Automation is only used to run 24 percent of the test cases and 24 percent of the end-to-end business scenarios, as well as to generate 25 percent of the required test data. More use of automation could significantly improve the speed of test activities in agile teams, it sounds in the report. Just over a third of respondents (36%) say that more than half of the test time is spent searching, managing, maintaining and generating test data.

The report cites the example of an Australian bank, with over 5,000 builds of more than 100 applications. Using a single automated build and deployment platform integrated with testing and automation tools, it was able to reduce construction cycle time by 40 percent, improve time-to-market and significantly increase uptime.

Smart orchestration

The self-enforcement of autonomous teams has led to an uncontrolled landscape in many companies with a wide variety of approaches to automating Quality Assurance (QA) and testing processes. Companies can regain control by choosing clear QA guidelines for smarter technologies, such as artificial intelligence, for the orchestration of tests. With the addition of machine learning, systems can automatically determine the tests required at a given point in the production cycle.

The next two to three years will be a critical period for Continuous Testing, says Mark Buenen, Global Leader Digital Assurance and Testing at Capgemini. Organizations need to solve the dilemma of transitioning to self-reliant autonomous teams, where quality is everyone’s responsibility, while central quality support and oversight need to be improved to create an agile development environment that can deliver real value in an increasingly complex IT landscape.

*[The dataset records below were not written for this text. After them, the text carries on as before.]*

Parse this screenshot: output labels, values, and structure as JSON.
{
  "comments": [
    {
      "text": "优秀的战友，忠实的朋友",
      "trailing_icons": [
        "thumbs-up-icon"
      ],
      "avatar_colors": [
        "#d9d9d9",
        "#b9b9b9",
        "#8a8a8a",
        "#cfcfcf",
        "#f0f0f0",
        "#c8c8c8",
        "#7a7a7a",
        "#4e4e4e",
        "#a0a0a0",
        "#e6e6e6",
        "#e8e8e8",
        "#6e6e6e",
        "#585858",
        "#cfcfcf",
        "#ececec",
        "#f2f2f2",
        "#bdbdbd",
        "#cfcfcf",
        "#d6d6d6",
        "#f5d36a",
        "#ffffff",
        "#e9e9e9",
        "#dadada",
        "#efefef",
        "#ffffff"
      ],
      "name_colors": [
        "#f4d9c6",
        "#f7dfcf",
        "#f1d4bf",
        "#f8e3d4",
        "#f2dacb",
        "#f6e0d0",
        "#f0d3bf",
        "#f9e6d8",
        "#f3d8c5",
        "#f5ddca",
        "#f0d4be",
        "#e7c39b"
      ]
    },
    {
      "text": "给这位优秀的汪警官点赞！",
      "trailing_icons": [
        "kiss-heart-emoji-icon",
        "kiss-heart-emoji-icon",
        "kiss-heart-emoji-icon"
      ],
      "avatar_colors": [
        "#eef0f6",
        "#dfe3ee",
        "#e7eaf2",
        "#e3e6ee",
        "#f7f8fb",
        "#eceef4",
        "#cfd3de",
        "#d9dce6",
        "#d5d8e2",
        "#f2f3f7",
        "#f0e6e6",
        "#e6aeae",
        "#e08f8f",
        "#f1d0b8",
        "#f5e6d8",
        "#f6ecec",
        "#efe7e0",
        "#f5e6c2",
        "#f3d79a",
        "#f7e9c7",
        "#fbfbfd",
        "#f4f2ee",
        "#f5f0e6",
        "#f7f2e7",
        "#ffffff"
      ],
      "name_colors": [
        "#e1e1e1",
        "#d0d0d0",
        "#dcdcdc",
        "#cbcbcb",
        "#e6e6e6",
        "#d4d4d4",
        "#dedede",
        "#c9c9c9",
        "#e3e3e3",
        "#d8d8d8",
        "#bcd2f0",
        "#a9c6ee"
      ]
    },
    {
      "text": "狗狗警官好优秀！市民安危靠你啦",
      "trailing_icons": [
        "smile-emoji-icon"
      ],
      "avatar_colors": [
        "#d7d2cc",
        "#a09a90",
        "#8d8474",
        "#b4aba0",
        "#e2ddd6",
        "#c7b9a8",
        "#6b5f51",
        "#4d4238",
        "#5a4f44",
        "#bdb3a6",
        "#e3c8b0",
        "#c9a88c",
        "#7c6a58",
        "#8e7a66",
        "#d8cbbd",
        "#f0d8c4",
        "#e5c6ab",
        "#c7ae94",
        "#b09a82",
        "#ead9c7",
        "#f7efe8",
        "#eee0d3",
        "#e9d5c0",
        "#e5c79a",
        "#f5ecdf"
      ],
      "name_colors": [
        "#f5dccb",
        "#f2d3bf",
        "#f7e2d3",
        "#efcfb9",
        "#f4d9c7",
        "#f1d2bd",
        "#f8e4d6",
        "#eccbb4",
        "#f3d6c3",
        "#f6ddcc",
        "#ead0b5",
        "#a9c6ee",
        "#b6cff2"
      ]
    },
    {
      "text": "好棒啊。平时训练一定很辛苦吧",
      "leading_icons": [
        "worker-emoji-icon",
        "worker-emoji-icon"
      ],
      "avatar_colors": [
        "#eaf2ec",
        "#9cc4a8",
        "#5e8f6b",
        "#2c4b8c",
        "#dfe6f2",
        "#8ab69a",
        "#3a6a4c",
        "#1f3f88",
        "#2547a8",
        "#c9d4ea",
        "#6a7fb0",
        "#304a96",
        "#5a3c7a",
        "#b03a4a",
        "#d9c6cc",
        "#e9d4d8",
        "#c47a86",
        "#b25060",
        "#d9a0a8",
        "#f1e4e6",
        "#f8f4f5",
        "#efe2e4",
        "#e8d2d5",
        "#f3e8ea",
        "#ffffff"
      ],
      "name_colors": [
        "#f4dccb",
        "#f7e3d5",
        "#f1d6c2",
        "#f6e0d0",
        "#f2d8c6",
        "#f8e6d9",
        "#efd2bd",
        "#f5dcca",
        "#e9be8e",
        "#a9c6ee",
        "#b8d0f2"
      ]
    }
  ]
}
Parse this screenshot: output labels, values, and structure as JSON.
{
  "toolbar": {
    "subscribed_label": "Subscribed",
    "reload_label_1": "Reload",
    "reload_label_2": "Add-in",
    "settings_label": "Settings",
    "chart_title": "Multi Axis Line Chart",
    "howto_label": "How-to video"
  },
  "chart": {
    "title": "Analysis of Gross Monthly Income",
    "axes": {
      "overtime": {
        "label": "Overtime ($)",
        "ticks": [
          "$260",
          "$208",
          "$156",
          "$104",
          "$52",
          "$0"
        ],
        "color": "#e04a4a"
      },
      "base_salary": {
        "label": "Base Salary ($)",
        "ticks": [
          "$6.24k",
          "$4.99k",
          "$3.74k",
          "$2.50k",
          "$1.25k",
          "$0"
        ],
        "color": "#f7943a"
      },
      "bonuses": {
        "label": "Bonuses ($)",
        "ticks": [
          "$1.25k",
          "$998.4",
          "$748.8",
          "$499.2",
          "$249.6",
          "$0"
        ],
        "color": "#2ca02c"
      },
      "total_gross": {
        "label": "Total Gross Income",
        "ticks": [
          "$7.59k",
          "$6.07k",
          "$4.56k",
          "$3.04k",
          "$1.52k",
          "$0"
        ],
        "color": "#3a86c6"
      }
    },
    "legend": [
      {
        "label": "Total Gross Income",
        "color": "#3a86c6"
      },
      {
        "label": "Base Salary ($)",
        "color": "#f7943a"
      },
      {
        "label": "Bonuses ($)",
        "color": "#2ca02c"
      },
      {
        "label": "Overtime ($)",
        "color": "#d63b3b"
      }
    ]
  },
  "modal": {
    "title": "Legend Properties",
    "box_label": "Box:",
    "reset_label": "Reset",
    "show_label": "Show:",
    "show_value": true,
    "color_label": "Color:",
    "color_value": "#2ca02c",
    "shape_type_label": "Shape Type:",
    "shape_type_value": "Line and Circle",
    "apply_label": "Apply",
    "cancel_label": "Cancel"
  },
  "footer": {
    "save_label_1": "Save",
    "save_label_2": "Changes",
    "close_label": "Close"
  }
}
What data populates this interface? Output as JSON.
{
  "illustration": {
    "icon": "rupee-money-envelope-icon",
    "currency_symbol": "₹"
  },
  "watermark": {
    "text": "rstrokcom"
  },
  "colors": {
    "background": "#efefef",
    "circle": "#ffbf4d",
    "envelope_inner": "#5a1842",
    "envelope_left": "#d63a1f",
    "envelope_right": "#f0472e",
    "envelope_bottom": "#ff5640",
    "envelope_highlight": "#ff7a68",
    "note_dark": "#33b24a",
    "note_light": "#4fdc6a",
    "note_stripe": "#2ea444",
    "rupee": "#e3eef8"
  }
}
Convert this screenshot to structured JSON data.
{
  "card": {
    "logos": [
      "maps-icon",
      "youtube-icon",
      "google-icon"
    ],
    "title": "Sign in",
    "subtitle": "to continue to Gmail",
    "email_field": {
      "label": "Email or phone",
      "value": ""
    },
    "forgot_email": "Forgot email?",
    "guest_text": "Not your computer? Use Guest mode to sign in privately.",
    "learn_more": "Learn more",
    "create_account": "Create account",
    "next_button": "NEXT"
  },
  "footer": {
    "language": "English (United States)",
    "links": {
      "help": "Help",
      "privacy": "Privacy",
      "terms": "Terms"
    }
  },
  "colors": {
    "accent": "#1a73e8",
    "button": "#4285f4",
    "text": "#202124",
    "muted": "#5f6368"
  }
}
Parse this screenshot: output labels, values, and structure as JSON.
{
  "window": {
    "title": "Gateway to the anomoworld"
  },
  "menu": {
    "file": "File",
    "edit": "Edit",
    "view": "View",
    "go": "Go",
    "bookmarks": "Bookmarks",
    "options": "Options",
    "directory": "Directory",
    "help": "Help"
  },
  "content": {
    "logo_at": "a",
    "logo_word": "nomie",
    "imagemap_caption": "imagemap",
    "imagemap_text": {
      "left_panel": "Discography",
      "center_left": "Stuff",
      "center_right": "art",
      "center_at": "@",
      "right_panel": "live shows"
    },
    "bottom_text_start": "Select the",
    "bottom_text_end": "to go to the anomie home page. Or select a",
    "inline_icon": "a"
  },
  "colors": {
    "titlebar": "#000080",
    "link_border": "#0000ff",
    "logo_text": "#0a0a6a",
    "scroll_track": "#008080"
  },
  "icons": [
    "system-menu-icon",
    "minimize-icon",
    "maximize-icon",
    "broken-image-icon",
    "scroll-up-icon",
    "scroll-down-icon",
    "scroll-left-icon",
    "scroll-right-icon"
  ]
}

Interdisciplinary teams

Finally, the report describes how the roles of both developers and testers have changed dramatically over the past three to five years. Developers today are much closer to the customer and the business, while testers have been pulled out of their silos to work more closely with development and business teams.

These interdisciplinary teams provide their own challenges. It requires that each team member has a holistic understanding of the entire production process. Companies must address the need to acquire new skills and adopt an integrated approach to realise the full potential of Continuous Testing.

It is difficult to take full advantage of the benefits of Agile and DevOps without continuous test automation, allowing organizations to use data and intelligence to accelerate the creation of high-quality software at the pace of digital business operations, concludes Ashok Reddy, Managing Director Enterprise Software Division at Broadcom, who also contributed to the report.

This news article was automatically translated from Dutch to give Techzine.eu a head start. All news articles after September 1, 2019 are written in native English and NOT translated. All our background stories are written in native English as well. For more information read our launch article.